The lines needed are those below that contain the word "kind"; copy each one.

Top of RECORDS SUPPLIED

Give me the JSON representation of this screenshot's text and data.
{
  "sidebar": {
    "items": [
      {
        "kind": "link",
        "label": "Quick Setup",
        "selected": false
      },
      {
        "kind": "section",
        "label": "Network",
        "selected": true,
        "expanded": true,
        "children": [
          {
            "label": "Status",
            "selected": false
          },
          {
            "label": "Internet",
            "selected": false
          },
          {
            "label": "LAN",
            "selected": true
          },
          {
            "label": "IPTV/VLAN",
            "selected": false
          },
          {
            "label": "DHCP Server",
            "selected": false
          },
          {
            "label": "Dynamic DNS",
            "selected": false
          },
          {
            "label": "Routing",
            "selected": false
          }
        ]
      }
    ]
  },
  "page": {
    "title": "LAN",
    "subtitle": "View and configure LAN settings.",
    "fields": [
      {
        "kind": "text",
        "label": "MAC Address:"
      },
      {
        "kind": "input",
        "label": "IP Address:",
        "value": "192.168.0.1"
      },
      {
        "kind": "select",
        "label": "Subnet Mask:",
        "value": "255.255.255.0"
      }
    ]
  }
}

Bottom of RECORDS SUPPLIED

▸ SOLUTION TO THIS PROBLEM:
        "kind": "link",
        "kind": "section",
        "kind": "text",
        "kind": "input",
        "kind": "select",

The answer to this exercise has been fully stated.